------ GIVEN RECORDS

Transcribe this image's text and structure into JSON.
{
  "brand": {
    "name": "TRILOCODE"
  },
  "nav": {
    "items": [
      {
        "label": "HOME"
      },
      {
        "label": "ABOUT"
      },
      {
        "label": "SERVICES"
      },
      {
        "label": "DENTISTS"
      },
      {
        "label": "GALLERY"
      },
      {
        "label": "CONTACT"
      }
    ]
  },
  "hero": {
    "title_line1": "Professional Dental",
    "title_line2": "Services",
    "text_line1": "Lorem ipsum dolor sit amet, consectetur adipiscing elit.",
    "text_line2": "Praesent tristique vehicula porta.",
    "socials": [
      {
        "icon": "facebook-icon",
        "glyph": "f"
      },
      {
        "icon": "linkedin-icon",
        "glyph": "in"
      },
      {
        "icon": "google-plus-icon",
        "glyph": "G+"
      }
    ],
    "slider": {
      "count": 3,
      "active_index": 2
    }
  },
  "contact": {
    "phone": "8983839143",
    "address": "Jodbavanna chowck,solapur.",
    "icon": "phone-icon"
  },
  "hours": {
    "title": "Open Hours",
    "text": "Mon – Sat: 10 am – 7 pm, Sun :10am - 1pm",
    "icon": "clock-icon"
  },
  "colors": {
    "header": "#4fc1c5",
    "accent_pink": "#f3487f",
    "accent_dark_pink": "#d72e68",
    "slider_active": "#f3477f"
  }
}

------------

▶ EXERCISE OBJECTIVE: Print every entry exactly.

▶ REPLY:
Transcribe this image's text and structure into JSON.
{
  "brand": {
    "name": "TRILOCODE"
  },
  "nav": {
    "items": [
      {
        "label": "HOME"
      },
      {
        "label": "ABOUT"
      },
      {
        "label": "SERVICES"
      },
      {
        "label": "DENTISTS"
      },
      {
        "label": "GALLERY"
      },
      {
        "label": "CONTACT"
      }
    ]
  },
  "hero": {
    "title_line1": "Professional Dental",
    "title_line2": "Services",
    "text_line1": "Lorem ipsum dolor sit amet, consectetur adipiscing elit.",
    "text_line2": "Praesent tristique vehicula porta.",
    "socials": [
      {
        "icon": "facebook-icon",
        "glyph": "f"
      },
      {
        "icon": "linkedin-icon",
        "glyph": "in"
      },
      {
        "icon": "google-plus-icon",
        "glyph": "G+"
      }
    ],
    "slider": {
      "count": 3,
      "active_index": 2
    }
  },
  "contact": {
    "phone": "8983839143",
    "address": "Jodbavanna chowck,solapur.",
    "icon": "phone-icon"
  },
  "hours": {
    "title": "Open Hours",
    "text": "Mon – Sat: 10 am – 7 pm, Sun :10am - 1pm",
    "icon": "clock-icon"
  },
  "colors": {
    "header": "#4fc1c5",
    "accent_pink": "#f3487f",
    "accent_dark_pink": "#d72e68",
    "slider_active": "#f3477f"
  }
}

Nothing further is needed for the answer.